(WHAT THE TASK REQUIRES): Copy out all the lines of the data that hold the word "Demo".

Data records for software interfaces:
______________________________
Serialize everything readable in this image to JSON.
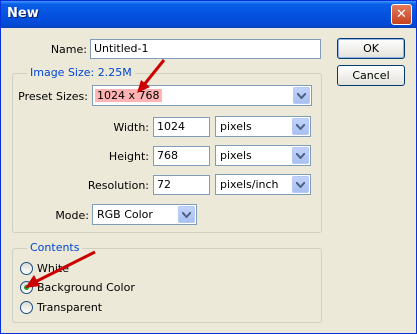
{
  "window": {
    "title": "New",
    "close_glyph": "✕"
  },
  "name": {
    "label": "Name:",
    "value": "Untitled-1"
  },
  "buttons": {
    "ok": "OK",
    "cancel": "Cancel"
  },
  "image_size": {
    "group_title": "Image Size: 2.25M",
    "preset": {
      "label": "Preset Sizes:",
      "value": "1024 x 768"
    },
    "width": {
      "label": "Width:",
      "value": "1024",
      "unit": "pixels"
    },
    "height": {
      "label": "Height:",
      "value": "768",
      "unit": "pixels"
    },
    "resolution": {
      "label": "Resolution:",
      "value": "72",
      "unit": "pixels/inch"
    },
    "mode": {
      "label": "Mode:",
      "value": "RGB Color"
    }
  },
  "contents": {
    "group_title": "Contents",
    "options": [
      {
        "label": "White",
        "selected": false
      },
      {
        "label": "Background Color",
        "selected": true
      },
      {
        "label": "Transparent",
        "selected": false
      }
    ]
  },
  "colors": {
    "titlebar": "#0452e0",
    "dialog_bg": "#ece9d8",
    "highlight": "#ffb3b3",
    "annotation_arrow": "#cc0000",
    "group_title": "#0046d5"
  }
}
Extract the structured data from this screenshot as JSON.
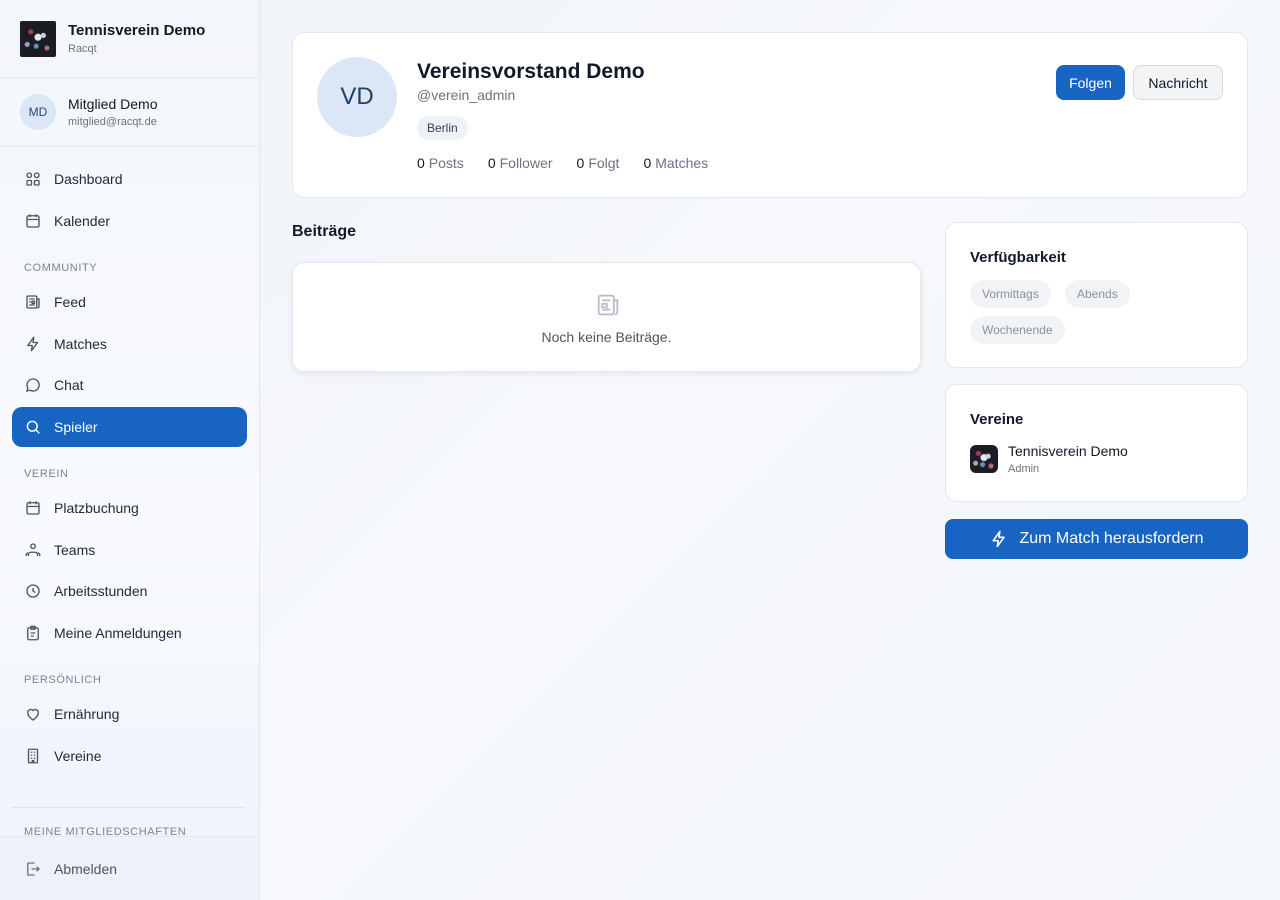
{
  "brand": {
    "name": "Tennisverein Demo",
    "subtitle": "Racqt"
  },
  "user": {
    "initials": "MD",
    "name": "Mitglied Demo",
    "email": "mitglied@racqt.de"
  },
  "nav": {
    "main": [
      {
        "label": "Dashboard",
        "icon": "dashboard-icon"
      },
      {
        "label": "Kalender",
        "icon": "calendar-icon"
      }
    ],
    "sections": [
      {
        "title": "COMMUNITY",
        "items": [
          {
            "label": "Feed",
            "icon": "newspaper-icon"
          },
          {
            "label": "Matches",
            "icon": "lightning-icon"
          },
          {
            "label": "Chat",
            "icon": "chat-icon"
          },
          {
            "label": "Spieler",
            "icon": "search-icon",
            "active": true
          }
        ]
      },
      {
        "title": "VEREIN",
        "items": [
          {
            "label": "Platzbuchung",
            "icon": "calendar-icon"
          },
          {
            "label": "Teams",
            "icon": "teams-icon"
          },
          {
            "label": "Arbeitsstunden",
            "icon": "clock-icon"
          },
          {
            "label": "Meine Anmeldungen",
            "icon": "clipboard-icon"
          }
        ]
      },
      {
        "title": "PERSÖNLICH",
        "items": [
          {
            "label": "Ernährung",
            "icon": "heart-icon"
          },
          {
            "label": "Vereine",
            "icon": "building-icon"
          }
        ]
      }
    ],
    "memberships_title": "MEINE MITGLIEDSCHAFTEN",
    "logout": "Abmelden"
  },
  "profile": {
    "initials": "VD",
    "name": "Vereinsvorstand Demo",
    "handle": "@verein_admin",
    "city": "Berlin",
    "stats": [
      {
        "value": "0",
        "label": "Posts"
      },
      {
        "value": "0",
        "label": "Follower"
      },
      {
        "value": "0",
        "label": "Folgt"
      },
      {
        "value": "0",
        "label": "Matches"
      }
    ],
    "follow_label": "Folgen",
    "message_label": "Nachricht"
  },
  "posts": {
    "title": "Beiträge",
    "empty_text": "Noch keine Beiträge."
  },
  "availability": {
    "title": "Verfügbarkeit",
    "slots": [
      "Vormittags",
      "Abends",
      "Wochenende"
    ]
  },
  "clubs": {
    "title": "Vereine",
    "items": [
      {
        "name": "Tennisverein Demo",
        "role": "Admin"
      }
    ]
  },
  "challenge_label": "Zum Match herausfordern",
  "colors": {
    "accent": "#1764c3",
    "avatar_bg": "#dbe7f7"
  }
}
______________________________
(TASK SOLUTION):
    "name": "Tennisverein Demo",
    "name": "Mitglied Demo",
    "name": "Vereinsvorstand Demo",
        "name": "Tennisverein Demo",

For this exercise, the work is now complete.